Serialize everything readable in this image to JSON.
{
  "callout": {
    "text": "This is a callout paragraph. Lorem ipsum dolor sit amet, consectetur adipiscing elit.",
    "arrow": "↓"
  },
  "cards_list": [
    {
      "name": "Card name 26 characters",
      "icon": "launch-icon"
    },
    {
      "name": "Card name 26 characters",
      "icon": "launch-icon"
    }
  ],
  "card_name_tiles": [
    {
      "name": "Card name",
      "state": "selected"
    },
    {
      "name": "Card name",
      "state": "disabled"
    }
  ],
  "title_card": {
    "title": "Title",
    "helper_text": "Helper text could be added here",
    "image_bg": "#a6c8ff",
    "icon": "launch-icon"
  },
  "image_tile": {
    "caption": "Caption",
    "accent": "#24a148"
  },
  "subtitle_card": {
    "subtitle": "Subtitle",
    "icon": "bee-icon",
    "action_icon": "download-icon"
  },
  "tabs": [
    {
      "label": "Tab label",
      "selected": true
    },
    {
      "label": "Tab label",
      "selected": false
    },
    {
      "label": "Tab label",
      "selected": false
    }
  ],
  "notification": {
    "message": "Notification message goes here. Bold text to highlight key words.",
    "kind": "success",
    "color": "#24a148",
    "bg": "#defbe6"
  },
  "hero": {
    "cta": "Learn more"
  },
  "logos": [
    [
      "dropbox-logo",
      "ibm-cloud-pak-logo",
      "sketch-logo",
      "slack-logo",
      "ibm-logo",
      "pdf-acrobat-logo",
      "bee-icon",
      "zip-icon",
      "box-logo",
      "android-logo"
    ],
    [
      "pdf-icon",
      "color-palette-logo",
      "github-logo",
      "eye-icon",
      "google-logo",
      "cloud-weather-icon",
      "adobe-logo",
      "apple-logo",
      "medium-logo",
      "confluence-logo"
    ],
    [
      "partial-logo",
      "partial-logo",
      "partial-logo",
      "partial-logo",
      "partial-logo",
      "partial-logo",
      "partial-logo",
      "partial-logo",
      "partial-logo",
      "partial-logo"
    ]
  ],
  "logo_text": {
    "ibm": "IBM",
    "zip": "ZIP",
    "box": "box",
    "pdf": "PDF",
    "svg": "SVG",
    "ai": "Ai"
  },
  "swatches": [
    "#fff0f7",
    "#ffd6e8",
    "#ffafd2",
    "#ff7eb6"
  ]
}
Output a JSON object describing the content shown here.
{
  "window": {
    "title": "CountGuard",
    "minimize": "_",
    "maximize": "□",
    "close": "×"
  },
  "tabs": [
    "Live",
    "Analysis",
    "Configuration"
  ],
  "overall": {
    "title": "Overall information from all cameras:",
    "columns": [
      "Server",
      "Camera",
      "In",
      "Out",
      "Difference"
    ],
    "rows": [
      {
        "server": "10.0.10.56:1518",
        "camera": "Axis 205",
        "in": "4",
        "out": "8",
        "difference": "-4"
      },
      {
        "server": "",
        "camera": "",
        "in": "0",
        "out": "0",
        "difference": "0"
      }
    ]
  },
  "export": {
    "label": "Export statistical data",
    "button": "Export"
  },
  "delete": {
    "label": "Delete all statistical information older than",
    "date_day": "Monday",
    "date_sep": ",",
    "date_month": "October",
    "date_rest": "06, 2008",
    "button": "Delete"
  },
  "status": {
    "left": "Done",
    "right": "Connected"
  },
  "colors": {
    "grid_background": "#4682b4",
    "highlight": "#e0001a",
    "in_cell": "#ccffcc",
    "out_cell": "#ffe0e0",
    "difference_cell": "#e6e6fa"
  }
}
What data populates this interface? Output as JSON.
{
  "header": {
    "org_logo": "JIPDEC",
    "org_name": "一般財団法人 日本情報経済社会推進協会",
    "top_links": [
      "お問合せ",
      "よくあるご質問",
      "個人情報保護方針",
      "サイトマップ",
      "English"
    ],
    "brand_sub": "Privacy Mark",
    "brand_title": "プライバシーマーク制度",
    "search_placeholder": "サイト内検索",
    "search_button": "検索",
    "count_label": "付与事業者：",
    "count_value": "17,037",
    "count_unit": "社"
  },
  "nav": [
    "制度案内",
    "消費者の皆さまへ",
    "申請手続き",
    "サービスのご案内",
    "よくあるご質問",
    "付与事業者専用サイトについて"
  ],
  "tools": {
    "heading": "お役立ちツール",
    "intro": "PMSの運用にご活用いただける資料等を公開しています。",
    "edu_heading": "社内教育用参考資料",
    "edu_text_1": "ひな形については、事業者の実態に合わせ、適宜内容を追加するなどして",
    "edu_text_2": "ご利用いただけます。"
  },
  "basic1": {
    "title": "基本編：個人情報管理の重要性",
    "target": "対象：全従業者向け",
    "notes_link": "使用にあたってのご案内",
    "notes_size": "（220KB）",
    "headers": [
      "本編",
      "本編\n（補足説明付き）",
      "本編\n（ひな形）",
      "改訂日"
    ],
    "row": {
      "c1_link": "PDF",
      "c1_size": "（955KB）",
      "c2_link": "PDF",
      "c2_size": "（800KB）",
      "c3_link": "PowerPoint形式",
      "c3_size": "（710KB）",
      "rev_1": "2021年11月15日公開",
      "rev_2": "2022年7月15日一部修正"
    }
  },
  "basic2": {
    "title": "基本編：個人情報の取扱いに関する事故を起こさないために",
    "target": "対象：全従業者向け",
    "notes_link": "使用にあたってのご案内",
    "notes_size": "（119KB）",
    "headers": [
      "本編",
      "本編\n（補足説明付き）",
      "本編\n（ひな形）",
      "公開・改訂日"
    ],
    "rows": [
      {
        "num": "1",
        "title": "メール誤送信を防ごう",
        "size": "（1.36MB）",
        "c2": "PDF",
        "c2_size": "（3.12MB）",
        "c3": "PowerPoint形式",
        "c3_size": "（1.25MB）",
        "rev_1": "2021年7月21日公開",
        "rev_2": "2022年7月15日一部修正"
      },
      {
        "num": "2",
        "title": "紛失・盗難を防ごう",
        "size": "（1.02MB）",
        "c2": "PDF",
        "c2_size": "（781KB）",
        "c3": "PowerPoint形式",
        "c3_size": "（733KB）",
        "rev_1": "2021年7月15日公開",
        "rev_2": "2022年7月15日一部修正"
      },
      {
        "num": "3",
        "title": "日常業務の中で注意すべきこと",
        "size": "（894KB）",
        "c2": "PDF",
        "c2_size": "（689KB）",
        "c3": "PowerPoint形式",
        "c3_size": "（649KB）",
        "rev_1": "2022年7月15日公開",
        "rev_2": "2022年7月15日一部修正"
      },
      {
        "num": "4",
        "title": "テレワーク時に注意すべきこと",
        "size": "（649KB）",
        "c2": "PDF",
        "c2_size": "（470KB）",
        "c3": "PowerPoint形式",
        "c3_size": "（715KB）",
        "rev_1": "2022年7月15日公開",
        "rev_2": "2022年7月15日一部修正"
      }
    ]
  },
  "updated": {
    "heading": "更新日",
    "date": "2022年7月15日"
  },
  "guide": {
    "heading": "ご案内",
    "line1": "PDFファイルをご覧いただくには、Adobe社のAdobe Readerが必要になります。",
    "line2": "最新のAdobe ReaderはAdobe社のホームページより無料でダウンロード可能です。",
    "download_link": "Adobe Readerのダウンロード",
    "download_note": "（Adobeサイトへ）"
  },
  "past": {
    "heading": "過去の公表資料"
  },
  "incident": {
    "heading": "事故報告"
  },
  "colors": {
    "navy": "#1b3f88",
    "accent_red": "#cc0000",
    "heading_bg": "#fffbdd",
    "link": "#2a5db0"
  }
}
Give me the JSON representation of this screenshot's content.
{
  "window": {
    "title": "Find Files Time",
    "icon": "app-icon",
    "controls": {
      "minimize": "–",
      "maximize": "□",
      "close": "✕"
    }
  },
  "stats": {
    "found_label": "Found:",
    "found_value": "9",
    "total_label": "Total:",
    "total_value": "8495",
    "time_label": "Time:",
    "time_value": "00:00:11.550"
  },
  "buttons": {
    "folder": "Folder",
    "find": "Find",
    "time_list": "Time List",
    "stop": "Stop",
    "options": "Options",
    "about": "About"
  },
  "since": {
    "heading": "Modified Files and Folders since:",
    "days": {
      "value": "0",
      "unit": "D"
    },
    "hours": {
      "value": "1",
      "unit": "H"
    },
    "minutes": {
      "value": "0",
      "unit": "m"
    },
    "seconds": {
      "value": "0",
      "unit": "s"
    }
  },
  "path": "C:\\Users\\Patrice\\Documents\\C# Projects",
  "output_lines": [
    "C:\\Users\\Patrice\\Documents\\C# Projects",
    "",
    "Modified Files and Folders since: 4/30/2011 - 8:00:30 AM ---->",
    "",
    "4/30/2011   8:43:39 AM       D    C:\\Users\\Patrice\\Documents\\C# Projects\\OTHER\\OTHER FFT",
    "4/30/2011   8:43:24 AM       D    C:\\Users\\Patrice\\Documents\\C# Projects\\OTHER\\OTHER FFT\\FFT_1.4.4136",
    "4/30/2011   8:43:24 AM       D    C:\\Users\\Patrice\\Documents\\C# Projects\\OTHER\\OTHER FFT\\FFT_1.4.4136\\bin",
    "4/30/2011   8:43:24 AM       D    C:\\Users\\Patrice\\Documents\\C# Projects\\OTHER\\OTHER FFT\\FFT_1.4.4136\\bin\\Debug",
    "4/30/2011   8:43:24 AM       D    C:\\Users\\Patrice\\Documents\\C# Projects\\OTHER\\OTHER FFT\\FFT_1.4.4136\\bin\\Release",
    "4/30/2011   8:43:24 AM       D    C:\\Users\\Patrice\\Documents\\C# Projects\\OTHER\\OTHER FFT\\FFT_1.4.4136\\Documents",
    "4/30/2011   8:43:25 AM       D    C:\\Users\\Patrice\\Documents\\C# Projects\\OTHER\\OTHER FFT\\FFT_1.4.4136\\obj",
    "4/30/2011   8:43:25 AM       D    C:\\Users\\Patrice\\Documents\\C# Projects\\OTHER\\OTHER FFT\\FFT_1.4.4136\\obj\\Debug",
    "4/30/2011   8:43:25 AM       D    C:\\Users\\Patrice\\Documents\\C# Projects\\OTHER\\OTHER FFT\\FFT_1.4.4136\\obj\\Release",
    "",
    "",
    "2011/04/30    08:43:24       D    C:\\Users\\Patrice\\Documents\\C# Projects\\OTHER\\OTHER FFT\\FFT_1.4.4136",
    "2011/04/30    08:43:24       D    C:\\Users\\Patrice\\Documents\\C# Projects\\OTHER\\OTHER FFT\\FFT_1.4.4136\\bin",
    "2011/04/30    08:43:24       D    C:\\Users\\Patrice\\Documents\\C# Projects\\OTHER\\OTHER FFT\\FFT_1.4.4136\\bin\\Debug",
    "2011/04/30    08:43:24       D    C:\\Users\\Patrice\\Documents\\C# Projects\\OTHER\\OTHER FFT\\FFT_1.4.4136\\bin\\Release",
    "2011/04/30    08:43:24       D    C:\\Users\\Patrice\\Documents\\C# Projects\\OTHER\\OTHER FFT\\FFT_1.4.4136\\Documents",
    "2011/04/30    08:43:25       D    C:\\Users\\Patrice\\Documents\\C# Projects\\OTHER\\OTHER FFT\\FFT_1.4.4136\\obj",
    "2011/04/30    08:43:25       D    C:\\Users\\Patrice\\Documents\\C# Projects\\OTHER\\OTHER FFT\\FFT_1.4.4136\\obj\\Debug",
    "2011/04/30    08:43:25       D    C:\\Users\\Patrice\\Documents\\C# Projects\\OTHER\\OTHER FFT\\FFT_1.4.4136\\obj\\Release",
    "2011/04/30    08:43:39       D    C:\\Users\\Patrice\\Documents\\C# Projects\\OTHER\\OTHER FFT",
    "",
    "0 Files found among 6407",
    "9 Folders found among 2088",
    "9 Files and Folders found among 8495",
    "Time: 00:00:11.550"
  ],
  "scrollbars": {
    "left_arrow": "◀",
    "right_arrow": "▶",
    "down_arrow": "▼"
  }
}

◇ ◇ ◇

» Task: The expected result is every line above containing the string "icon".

» Answer area:
      "icon": "launch-icon"
      "icon": "launch-icon"
    "icon": "launch-icon"
    "icon": "bee-icon",
    "action_icon": "download-icon"
      "bee-icon",
      "zip-icon",
      "pdf-icon",
      "eye-icon",
      "cloud-weather-icon",
    "icon": "app-icon",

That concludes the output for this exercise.